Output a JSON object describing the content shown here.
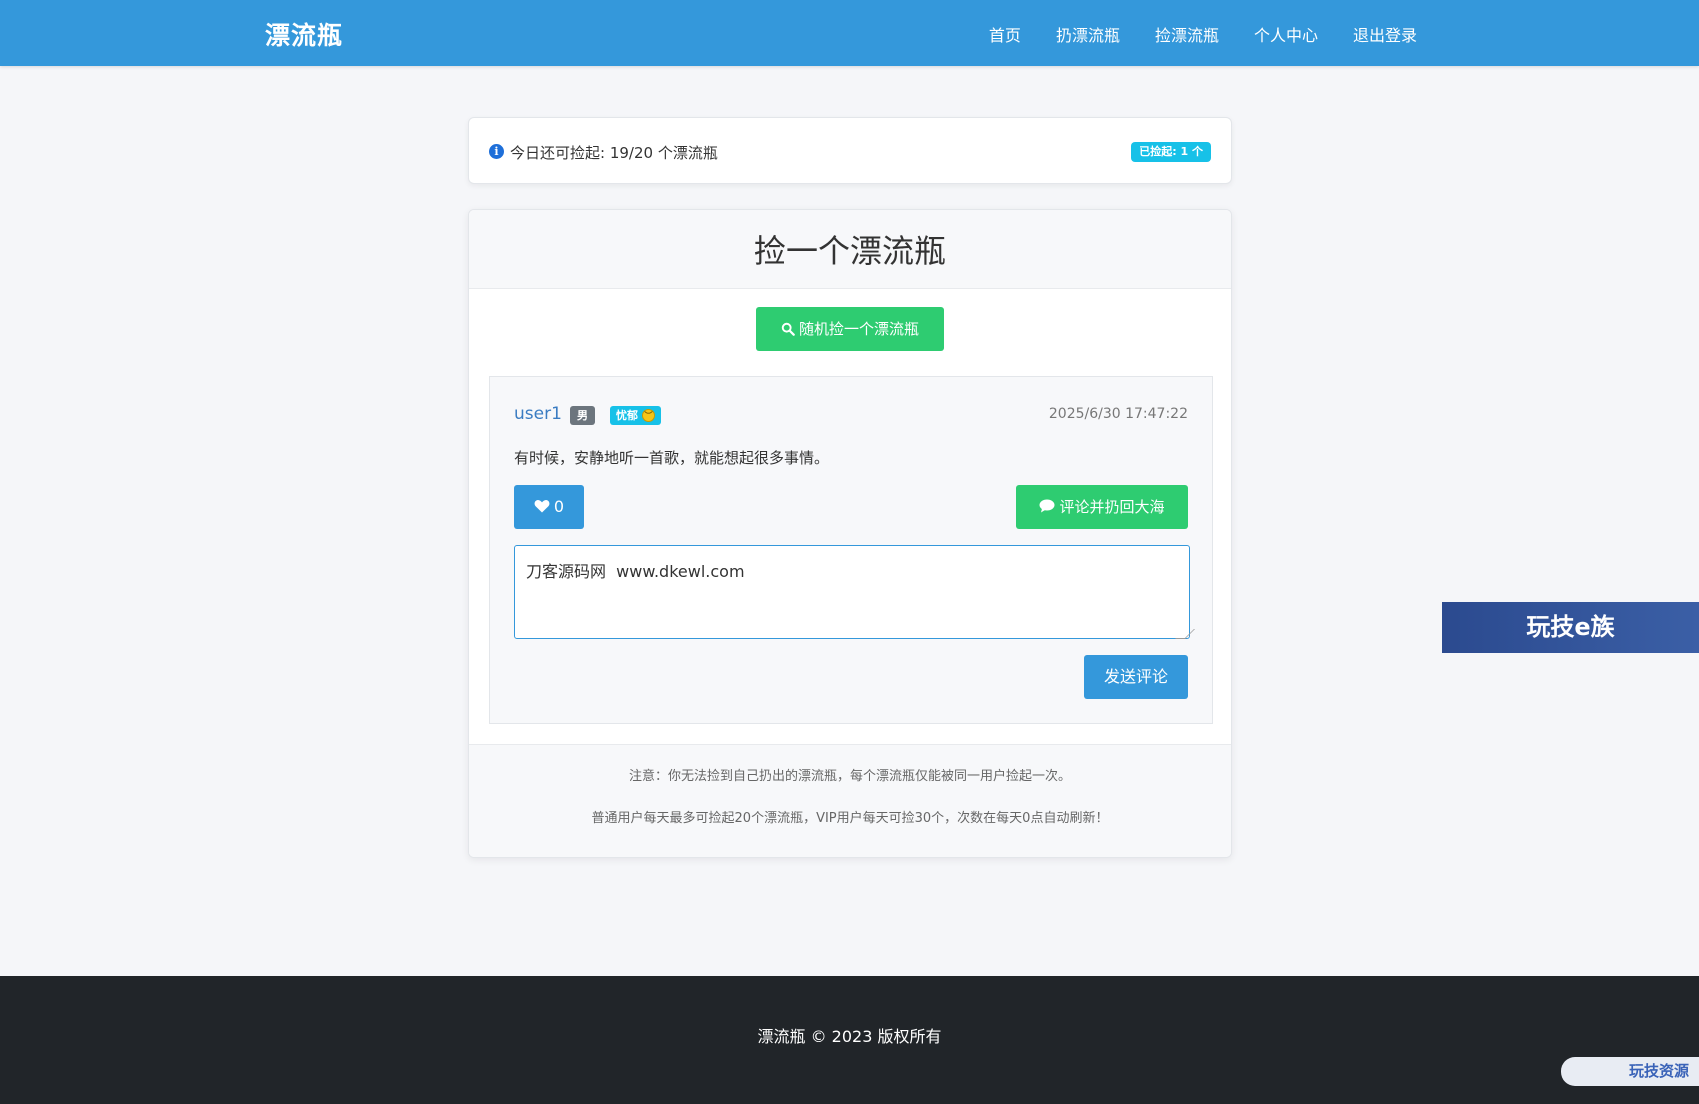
{
  "navbar": {
    "brand": "漂流瓶",
    "links": [
      "首页",
      "扔漂流瓶",
      "捡漂流瓶",
      "个人中心",
      "退出登录"
    ]
  },
  "info": {
    "icon": "info-icon",
    "text": "今日还可捡起: 19/20 个漂流瓶",
    "badge": "已捡起: 1 个"
  },
  "card": {
    "title": "捡一个漂流瓶",
    "random_button": "随机捡一个漂流瓶",
    "random_icon": "search-icon",
    "bottle": {
      "username": "user1",
      "gender": "男",
      "mood": "忧郁",
      "mood_icon": "sad-face-emoji-icon",
      "timestamp": "2025/6/30 17:47:22",
      "content": "有时候，安静地听一首歌，就能想起很多事情。",
      "likes": "0",
      "like_icon": "heart-icon",
      "comment_toss_button": "评论并扔回大海",
      "comment_icon": "comment-icon",
      "comment_value": "刀客源码网  www.dkewl.com",
      "send_button": "发送评论"
    },
    "notes": [
      "注意：你无法捡到自己扔出的漂流瓶，每个漂流瓶仅能被同一用户捡起一次。",
      "普通用户每天最多可捡起20个漂流瓶，VIP用户每天可捡30个，次数在每天0点自动刷新！"
    ]
  },
  "side_banner": "玩技e族",
  "footer": {
    "text": "漂流瓶 © 2023 版权所有"
  },
  "corner_logo": "玩技资源",
  "colors": {
    "primary": "#3498db",
    "success": "#2ecc71",
    "info": "#17c1e8",
    "footer_bg": "#212529"
  }
}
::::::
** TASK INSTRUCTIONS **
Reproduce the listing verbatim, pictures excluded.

** ANSWER SECTION **
Output a JSON object describing the content shown here.
{
  "navbar": {
    "brand": "漂流瓶",
    "links": [
      "首页",
      "扔漂流瓶",
      "捡漂流瓶",
      "个人中心",
      "退出登录"
    ]
  },
  "info": {
    "icon": "info-icon",
    "text": "今日还可捡起: 19/20 个漂流瓶",
    "badge": "已捡起: 1 个"
  },
  "card": {
    "title": "捡一个漂流瓶",
    "random_button": "随机捡一个漂流瓶",
    "random_icon": "search-icon",
    "bottle": {
      "username": "user1",
      "gender": "男",
      "mood": "忧郁",
      "mood_icon": "sad-face-emoji-icon",
      "timestamp": "2025/6/30 17:47:22",
      "content": "有时候，安静地听一首歌，就能想起很多事情。",
      "likes": "0",
      "like_icon": "heart-icon",
      "comment_toss_button": "评论并扔回大海",
      "comment_icon": "comment-icon",
      "comment_value": "刀客源码网  www.dkewl.com",
      "send_button": "发送评论"
    },
    "notes": [
      "注意：你无法捡到自己扔出的漂流瓶，每个漂流瓶仅能被同一用户捡起一次。",
      "普通用户每天最多可捡起20个漂流瓶，VIP用户每天可捡30个，次数在每天0点自动刷新！"
    ]
  },
  "side_banner": "玩技e族",
  "footer": {
    "text": "漂流瓶 © 2023 版权所有"
  },
  "corner_logo": "玩技资源",
  "colors": {
    "primary": "#3498db",
    "success": "#2ecc71",
    "info": "#17c1e8",
    "footer_bg": "#212529"
  }
}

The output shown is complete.